MP Haitham al-Hariry has put in an official request for the Egyptian parliament to debate the issue of forced disappearance with a view to taking action.
During a phone-in with the privately owned Al-Mehwar TV channel on Friday evening, Hariry said that he had submitted a request to parliament speaker Ali Abdelaal that such a debate should take place.
Hariry said that due to disorder within the Egyptian justice system, the system of remand had been replaced by that of arbitrary detention, adding that the current law regulating protests is unconstitutional.
Hariry's statements follow a resolution passed on Thursday by the European Parliament condemning human rights abuses in Egypt, including alleged forced disappearances, and linking them to the abduction and murder in Cairo of Italian graduate student Giulio Regeni.
The Egyptian government has been under pressure from both local and international media over allegations of large numbers of extra-judicial arrests, including many activists critical of the government.
Many of those who went missing were difficult to locate for long periods, often later appearing in courtrooms facing multiple charges, mainly related to national security and plotting against the government. Meanwhile, NGOs have recorded various accounts of citizens reported as missing after being arrested by security personnel.
In November last year El-Nadeem Center for the Rehabilitation of Victims of Violence said in a report that 40 cases of forced disappearance were recorded in one month.
In December the NCHR compiled a list of names of people who had allegedly been forcibly disappeared, sending the list to the Interior Ministry with a request that those missing should be located.
In January, the Interior Ministry said it had informed the NCHR of the whereabouts of 130 people out of the 191 reported missing by the organization.
The NCHR claimed in December that the phenomenon of forced disappearance was the result of a failure of police and security personnel to follow the rules regarding the arrest and detention of suspects. The rights organization called on the Interior Ministry to properly implement the criminals procedures law, since this would help to avoid confusion about where suspects had disappeared to.

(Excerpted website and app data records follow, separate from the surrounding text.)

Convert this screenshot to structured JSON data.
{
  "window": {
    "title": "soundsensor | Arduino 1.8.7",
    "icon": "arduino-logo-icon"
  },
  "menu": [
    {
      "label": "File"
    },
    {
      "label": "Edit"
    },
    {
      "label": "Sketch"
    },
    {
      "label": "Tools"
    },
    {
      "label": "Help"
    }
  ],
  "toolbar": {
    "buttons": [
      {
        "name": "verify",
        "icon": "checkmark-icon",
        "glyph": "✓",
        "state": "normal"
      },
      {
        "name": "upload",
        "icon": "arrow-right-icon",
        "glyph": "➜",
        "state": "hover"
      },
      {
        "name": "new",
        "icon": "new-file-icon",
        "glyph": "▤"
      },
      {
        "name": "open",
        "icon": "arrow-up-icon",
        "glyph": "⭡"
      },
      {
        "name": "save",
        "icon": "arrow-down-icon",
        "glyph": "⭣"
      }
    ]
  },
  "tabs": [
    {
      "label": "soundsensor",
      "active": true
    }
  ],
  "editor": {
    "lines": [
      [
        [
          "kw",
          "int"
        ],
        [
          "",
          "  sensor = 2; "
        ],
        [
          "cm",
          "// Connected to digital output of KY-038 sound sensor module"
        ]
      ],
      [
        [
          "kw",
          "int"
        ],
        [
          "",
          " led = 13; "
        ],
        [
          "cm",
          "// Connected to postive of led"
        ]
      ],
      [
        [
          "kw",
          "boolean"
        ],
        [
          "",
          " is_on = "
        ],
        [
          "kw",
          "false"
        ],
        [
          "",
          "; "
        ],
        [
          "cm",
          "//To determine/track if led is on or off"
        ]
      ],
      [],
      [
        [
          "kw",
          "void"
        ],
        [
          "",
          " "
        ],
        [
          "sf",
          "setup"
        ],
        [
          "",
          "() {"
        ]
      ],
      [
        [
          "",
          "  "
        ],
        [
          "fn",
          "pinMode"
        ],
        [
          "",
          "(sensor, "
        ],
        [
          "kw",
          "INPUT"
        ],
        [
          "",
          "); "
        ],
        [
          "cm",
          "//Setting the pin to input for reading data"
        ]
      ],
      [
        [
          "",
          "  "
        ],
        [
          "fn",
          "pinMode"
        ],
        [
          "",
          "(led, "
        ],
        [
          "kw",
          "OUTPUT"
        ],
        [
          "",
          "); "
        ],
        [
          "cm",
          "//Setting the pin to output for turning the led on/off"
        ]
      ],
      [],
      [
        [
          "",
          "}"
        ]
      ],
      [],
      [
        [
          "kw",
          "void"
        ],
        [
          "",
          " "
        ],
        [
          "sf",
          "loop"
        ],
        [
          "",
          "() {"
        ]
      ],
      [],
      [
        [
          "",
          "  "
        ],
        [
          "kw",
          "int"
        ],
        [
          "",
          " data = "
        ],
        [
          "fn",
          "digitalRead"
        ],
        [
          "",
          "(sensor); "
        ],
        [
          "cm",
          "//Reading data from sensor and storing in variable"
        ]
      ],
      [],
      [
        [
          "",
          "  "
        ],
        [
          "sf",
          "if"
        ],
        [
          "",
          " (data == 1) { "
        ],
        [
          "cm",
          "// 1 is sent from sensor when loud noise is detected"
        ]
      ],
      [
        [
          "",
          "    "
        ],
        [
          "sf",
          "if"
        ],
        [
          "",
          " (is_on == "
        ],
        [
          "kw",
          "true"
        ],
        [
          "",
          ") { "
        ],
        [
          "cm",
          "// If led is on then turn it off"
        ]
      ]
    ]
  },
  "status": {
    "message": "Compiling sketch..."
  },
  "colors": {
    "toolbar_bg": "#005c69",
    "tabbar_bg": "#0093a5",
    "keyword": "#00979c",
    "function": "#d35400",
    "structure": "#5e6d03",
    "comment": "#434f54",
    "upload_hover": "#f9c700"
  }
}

The Interior Ministry has consistently denied accusations that it has a policy of forced disappearance, saying that no such policy exists.